Martin: ‘libel not just for rich’
eter Carter-Ruck and Partners has rejected claims that the no-win no-fee system for libel has become a “casino where the lawyers win every time”.
- October 28, 2016
- November 4, 2013
- September 17, 2013
Instead, it says the new conditional fee agreements (CFAs) have opened up the libel laws to all – including journalists – rather than just the rich.
The “casino” claim was made by David Hooper, a partner at Reynolds Porter Chamberlain, who claimed costs in such cases were “spiralling out of control” (Press Gazette, 19 September).
Hooper described the CFAs as “bonanza and casino time for plaintiff lawyers”. Lawyers are allowed to claim up to double their normal costs in nowin no-fee cases if they are successful because of the risk they have taken of getting nothing if they lose.
But Guy Martin, a partner at Peter Carter-Ruck, claims that since CFAs were introduced by Parliament, in the Access to Justice Act 1999, pursuing a claim for libel is no longer solely the preserve of the rich.
He told Press Gazette: “The CFA system is about facilitating access to the court for those wrongly attacked in the media who cannot otherwise bring actions to clear their names because of their lack of financial means. It’s allowed us to act for people from all walks of life irrespective of their means, including school teachers, nurses and journalists.

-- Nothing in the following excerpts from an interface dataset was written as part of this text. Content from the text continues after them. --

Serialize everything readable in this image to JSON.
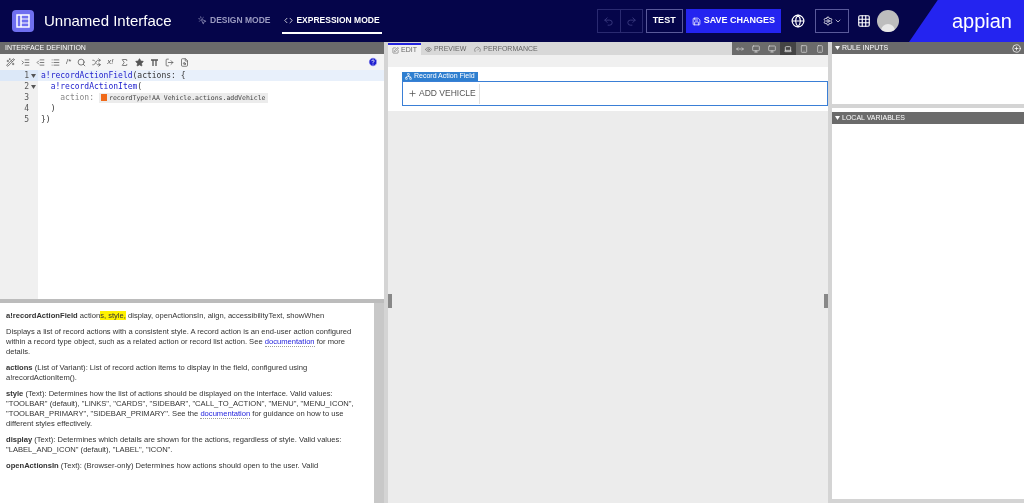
{
  "header": {
    "title": "Unnamed Interface",
    "modes": [
      {
        "label": "DESIGN MODE",
        "kind": "design",
        "selected": false
      },
      {
        "label": "EXPRESSION MODE",
        "kind": "expression",
        "selected": true
      }
    ],
    "test_button": "TEST",
    "save_button": "SAVE CHANGES",
    "logo": "appian"
  },
  "definition": {
    "title": "INTERFACE DEFINITION",
    "toolbar_glyphs": [
      "/*",
      "x!"
    ],
    "lines": [
      {
        "number": "1",
        "foldable": true,
        "selected": true,
        "tokens": [
          {
            "kind": "function",
            "text": "a!recordActionField"
          },
          {
            "kind": "plain",
            "text": "(actions: {"
          }
        ]
      },
      {
        "number": "2",
        "foldable": true,
        "selected": false,
        "tokens": [
          {
            "kind": "function",
            "text": "  a!recordActionItem"
          },
          {
            "kind": "plain",
            "text": "("
          }
        ]
      },
      {
        "number": "3",
        "foldable": false,
        "selected": false,
        "tokens": [
          {
            "kind": "key",
            "text": "    action:"
          },
          {
            "kind": "chip",
            "text": "recordType!AA Vehicle.actions.addVehicle"
          }
        ]
      },
      {
        "number": "4",
        "foldable": false,
        "selected": false,
        "tokens": [
          {
            "kind": "plain",
            "text": "  )"
          }
        ]
      },
      {
        "number": "5",
        "foldable": false,
        "selected": false,
        "tokens": [
          {
            "kind": "plain",
            "text": "})"
          }
        ]
      }
    ]
  },
  "help": {
    "signature": {
      "name": "a!recordActionField",
      "before": "action",
      "highlighted": "s, style,",
      "after": " display, openActionsIn, align, accessibilityText, showWhen"
    },
    "paragraphs": [
      {
        "text": "Displays a list of record actions with a consistent style. A record action is an end-user action configured within a record type object, such as a related action or record list action. See",
        "link": "documentation",
        "after": "for more details."
      },
      {
        "text": "**actions** (List of Variant): List of record action items to display in the field, configured using a!recordActionItem()."
      },
      {
        "text": "**style** (Text): Determines how the list of actions should be displayed on the interface. Valid values: \"TOOLBAR\" (default), \"LINKS\", \"CARDS\", \"SIDEBAR\", \"CALL_TO_ACTION\", \"MENU\", \"MENU_ICON\", \"TOOLBAR_PRIMARY\", \"SIDEBAR_PRIMARY\". See the",
        "link": "documentation",
        "after": "for guidance on how to use different styles effectively."
      },
      {
        "text": "**display** (Text): Determines which details are shown for the actions, regardless of style. Valid values: \"LABEL_AND_ICON\" (default), \"LABEL\", \"ICON\"."
      },
      {
        "text": "**openActionsIn** (Text): (Browser-only) Determines how actions should open to the user. Valid"
      }
    ]
  },
  "canvas": {
    "tabs": [
      {
        "label": "EDIT",
        "kind": "edit",
        "selected": true
      },
      {
        "label": "PREVIEW",
        "kind": "preview",
        "selected": false
      },
      {
        "label": "PERFORMANCE",
        "kind": "performance",
        "selected": false
      }
    ],
    "devices": [
      {
        "kind": "fit",
        "selected": false
      },
      {
        "kind": "wide",
        "selected": false
      },
      {
        "kind": "desktop",
        "selected": false
      },
      {
        "kind": "laptop",
        "selected": true
      },
      {
        "kind": "tablet",
        "selected": false
      },
      {
        "kind": "phone",
        "selected": false
      }
    ],
    "component_label": "Record Action Field",
    "action_button": "ADD VEHICLE"
  },
  "side": {
    "panels": [
      {
        "title": "RULE INPUTS",
        "addable": true
      },
      {
        "title": "LOCAL VARIABLES",
        "addable": false
      }
    ]
  }
}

“Peter Carter-Ruck and Partners has been at the forefront of no-win no-fee libel cases. The firm started its CFA libel scheme in 1999. In the four years since then a comparison of the total success fees we’ve recovered, against the very substantial fees we’ve written off due to time spent on CFA cases we’ve lost, shows we’ve just about broken even.”

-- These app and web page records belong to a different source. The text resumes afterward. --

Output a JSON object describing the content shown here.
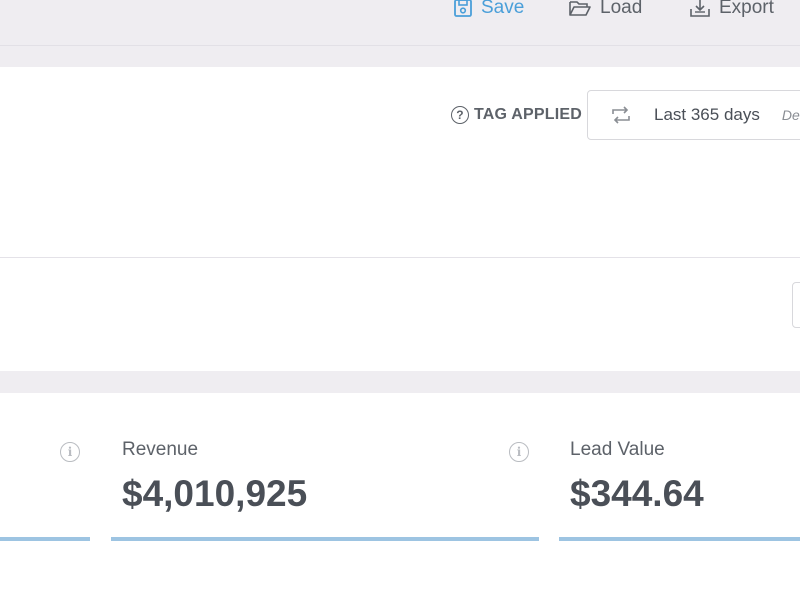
{
  "toolbar": {
    "save_label": "Save",
    "load_label": "Load",
    "export_label": "Export"
  },
  "filters": {
    "tag_applied_label": "TAG APPLIED",
    "date_range_label": "Last 365 days",
    "date_range_extra": "De"
  },
  "metrics": [
    {
      "label": "Revenue",
      "value": "$4,010,925"
    },
    {
      "label": "Lead Value",
      "value": "$344.64"
    }
  ],
  "colors": {
    "accent": "#4a9fd9",
    "metric_bar": "#9dc4e2",
    "background": "#efedf1"
  }
}
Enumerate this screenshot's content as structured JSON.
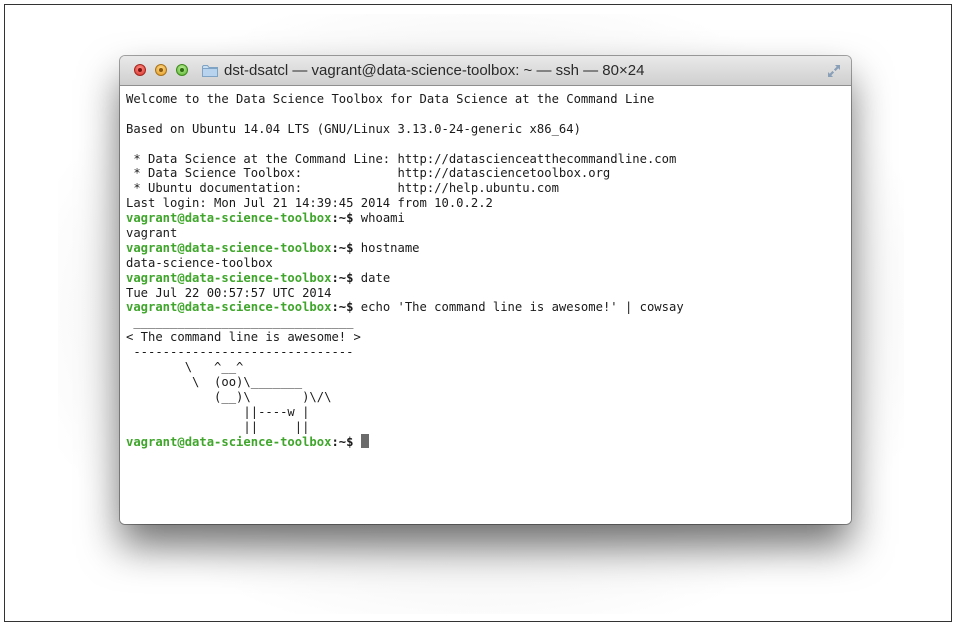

Martin added: “The current rules do not lead to more ‘speculative’ claims.
We turn down many more CFA applications than we accept. Libel cases are often complicated both factually and legally and may involve hundreds of hours’ work at all levels of the firm to conduct them. It would be foolhardy for any firm to make such a substantial investment of resources on a speculative claim.”

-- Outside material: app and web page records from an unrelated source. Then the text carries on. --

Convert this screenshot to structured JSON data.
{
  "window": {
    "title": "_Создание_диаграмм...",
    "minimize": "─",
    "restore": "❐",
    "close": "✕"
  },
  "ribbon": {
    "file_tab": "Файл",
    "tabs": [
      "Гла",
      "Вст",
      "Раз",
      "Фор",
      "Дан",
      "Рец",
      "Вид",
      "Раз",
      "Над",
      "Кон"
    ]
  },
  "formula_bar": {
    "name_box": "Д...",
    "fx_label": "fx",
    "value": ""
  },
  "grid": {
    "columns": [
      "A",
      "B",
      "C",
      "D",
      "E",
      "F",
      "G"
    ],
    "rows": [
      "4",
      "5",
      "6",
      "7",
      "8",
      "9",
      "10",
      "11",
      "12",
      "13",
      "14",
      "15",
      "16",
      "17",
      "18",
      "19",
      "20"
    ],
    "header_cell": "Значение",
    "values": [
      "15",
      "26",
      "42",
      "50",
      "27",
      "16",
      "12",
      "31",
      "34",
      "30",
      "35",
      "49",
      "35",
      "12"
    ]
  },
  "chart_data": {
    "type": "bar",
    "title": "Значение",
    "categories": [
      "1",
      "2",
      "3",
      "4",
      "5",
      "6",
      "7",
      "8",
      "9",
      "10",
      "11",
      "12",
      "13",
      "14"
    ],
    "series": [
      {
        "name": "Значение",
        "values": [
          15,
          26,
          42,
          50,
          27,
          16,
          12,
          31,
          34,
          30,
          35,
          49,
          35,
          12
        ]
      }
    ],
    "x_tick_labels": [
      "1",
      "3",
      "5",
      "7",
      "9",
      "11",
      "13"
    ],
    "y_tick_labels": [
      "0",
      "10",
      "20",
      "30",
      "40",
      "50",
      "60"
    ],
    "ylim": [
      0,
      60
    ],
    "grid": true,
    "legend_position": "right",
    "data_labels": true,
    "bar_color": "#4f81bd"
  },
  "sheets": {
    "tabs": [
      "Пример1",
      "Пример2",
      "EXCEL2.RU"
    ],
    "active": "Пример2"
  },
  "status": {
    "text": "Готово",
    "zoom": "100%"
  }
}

He said the firm had represented many claimants under its CFA scheme, including a journalist, Ehsan Ullah Khan, who could not have contemplated bringing a libel action without it. “The current rules mean that libel claimants are now on a more level playing field with newspapers,” said Martin.
By Jon Slattery